This article was published 1/6/2011 (3088 days ago), so information in it may no longer be current.
LONG ago, a little boy plodded away from The Forks, head down, with his disappointed dad, joining thousands of others making their way from a Save the Jets rally.
That night in May 1995, the little boy — earlier caught on camera by a Free Press photographer at the rally yelling for the Jets to stay — breathed a wish that his beloved NHL team would return.
Well, someday came Tuesday for Shaun Jasper, now 25.
True North Sports & Entertainment, led by local businessman Mark Chipman and billionaire David Thomson of Toronto, announced they are bringing the Atlanta Thrashers to Winnipeg in time for the 2011-12 NHL season.
Jasper and his buddies hit Winnipeg's most famous corner Tuesday, slipping away from work to celebrate the news.
"Me and my colleagues had to take time off to participate at Portage and Main," said Jasper on Wednesday.
Now a husband with dreams of fatherhood, he has a new wish — that someday he'll take his kids to the games.
Later at home, Jasper said he and his wife shared a hallmark moment as they surfed the news.
"My wife's a hockey fan and we were watching the news and she started to shed a tear," Jasper said. "She knows when I was young that going to the Jets games was how I bonded with my father and my brothers.
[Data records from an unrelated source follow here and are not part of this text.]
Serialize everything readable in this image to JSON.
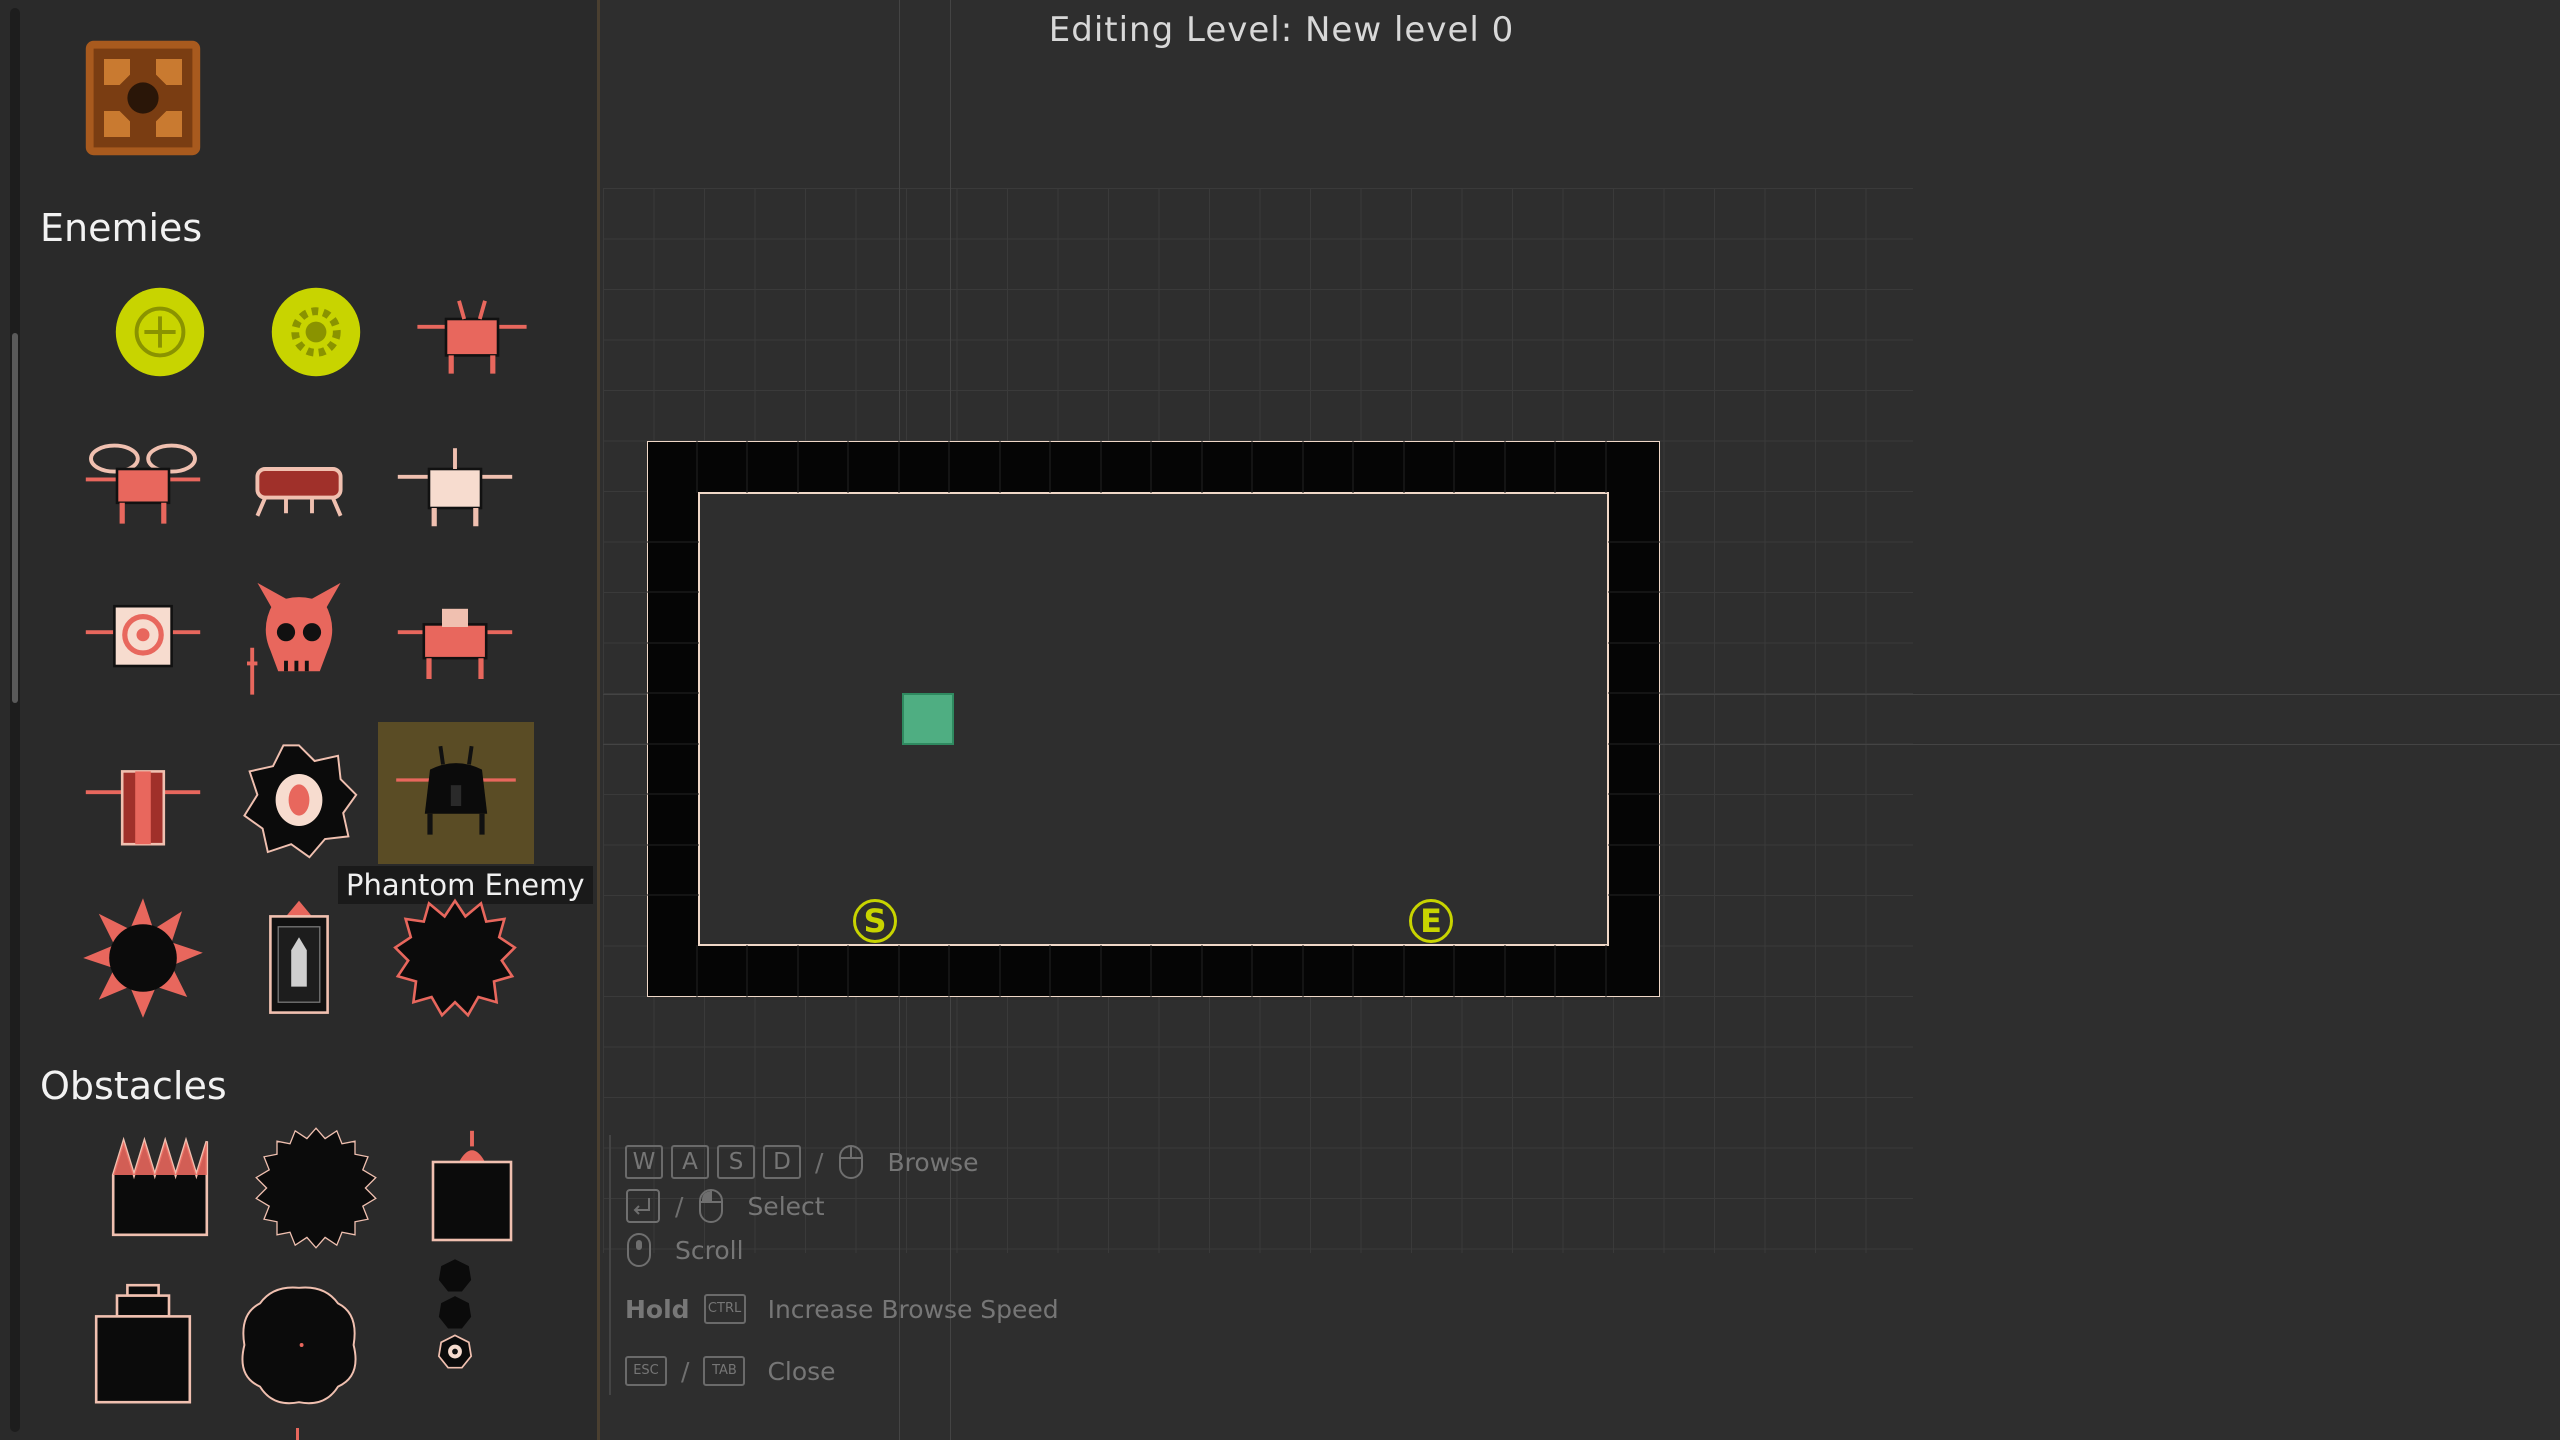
{
  "editor": {
    "title": "Editing Level: New level 0"
  },
  "palette": {
    "top_tile": "rusty-crate-tile",
    "sections": [
      {
        "title": "Enemies",
        "items": [
          "yellow-plus-orb-enemy",
          "yellow-gear-orb-enemy",
          "red-antenna-drone-enemy",
          "red-winged-drone-enemy",
          "red-crab-walker-enemy",
          "pale-antenna-drone-enemy",
          "target-drone-enemy",
          "demon-skull-swordsman-enemy",
          "red-wide-drone-enemy",
          "red-pillar-drone-enemy",
          "eye-sawblade-enemy",
          "phantom-enemy",
          "spiked-mine-enemy",
          "rocket-pod-enemy",
          "jagged-blob-enemy"
        ]
      },
      {
        "title": "Obstacles",
        "items": [
          "spike-block-obstacle",
          "sawblade-obstacle",
          "turret-block-obstacle",
          "capped-block-obstacle",
          "big-blob-obstacle",
          "chain-mine-obstacle"
        ]
      }
    ],
    "selected_item": "phantom-enemy",
    "tooltip": "Phantom Enemy"
  },
  "level": {
    "start_marker": "S",
    "end_marker": "E"
  },
  "help": {
    "browse_keys": [
      "W",
      "A",
      "S",
      "D"
    ],
    "browse_label": "Browse",
    "select_label": "Select",
    "scroll_label": "Scroll",
    "hold_label": "Hold",
    "ctrl_key": "CTRL",
    "speed_label": "Increase Browse Speed",
    "esc_key": "ESC",
    "tab_key": "TAB",
    "close_label": "Close"
  },
  "colors": {
    "accent_yellow": "#c8d400",
    "enemy_red": "#e8675d",
    "selection_bg": "#5a4c25",
    "player_green": "#4fae82"
  }
}
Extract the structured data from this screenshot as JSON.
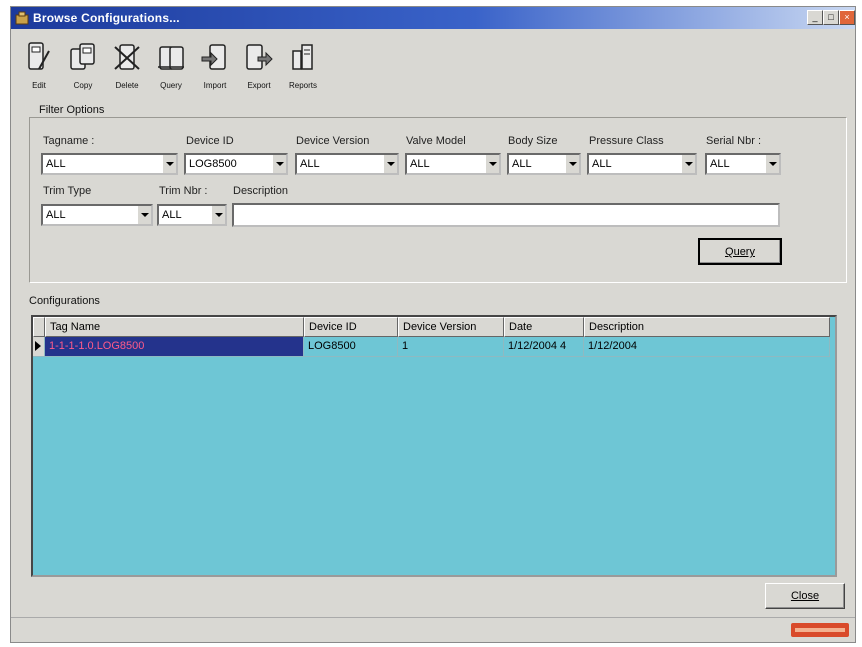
{
  "window": {
    "title": "Browse Configurations...",
    "controls": {
      "minimize": "_",
      "maximize": "□",
      "close": "×"
    }
  },
  "toolbar": {
    "items": [
      {
        "label": "Edit",
        "icon": "edit-icon"
      },
      {
        "label": "Copy",
        "icon": "copy-icon"
      },
      {
        "label": "Delete",
        "icon": "delete-icon"
      },
      {
        "label": "Query",
        "icon": "query-icon"
      },
      {
        "label": "Import",
        "icon": "import-icon"
      },
      {
        "label": "Export",
        "icon": "export-icon"
      },
      {
        "label": "Reports",
        "icon": "reports-icon"
      }
    ]
  },
  "filter": {
    "legend": "Filter Options",
    "tagname": {
      "label": "Tagname :",
      "value": "ALL"
    },
    "device_id": {
      "label": "Device ID",
      "value": "LOG8500"
    },
    "device_version": {
      "label": "Device Version",
      "value": "ALL"
    },
    "valve_model": {
      "label": "Valve Model",
      "value": "ALL"
    },
    "body_size": {
      "label": "Body Size",
      "value": "ALL"
    },
    "pressure_class": {
      "label": "Pressure Class",
      "value": "ALL"
    },
    "serial_nbr": {
      "label": "Serial Nbr :",
      "value": "ALL"
    },
    "trim_type": {
      "label": "Trim Type",
      "value": "ALL"
    },
    "trim_nbr": {
      "label": "Trim Nbr :",
      "value": "ALL"
    },
    "description": {
      "label": "Description",
      "value": ""
    },
    "query_button": "Query"
  },
  "configurations": {
    "legend": "Configurations",
    "columns": [
      "Tag Name",
      "Device ID",
      "Device Version",
      "Date",
      "Description"
    ],
    "rows": [
      [
        "1-1-1-1.0.LOG8500",
        "LOG8500",
        "1",
        "1/12/2004 4",
        "1/12/2004"
      ]
    ]
  },
  "close_button": "Close",
  "colors": {
    "title_start": "#1c3a9c",
    "window_bg": "#d9d8d3",
    "grid_bg": "#6ec6d5",
    "selection": "#24338c"
  }
}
She knows when we have kids that I want to take our kids to the games.
"I think it got to her."
His mother, Kim Jasper, cherishes the photo of her son at The Forks, one face that stands out among thousands.
"My son Shaun was nine years old when he appeared on the front page of the Free Press with his name in the (caption) — flanked by tens of thousands of people at The Forks yelling, 'Stay Jets Stay!' " the mother recalled.
Shaun can't find the right words to describe the intensity of his feelings now that the NHL is back.
The words he uses, though, let you glimpse the boy he used to be — the one with the wish: "It's like the day they left, you're wishing they'd come back. And they finally came back."
Alexandra is a veteran news reporter who has covered stories for the Winnipeg Free Press since 1987. She held the medical beat for nearly 17 years, and today specializes in coverage of Indigenous-related issues. She is among the most versatile journalists on the paper’s staff.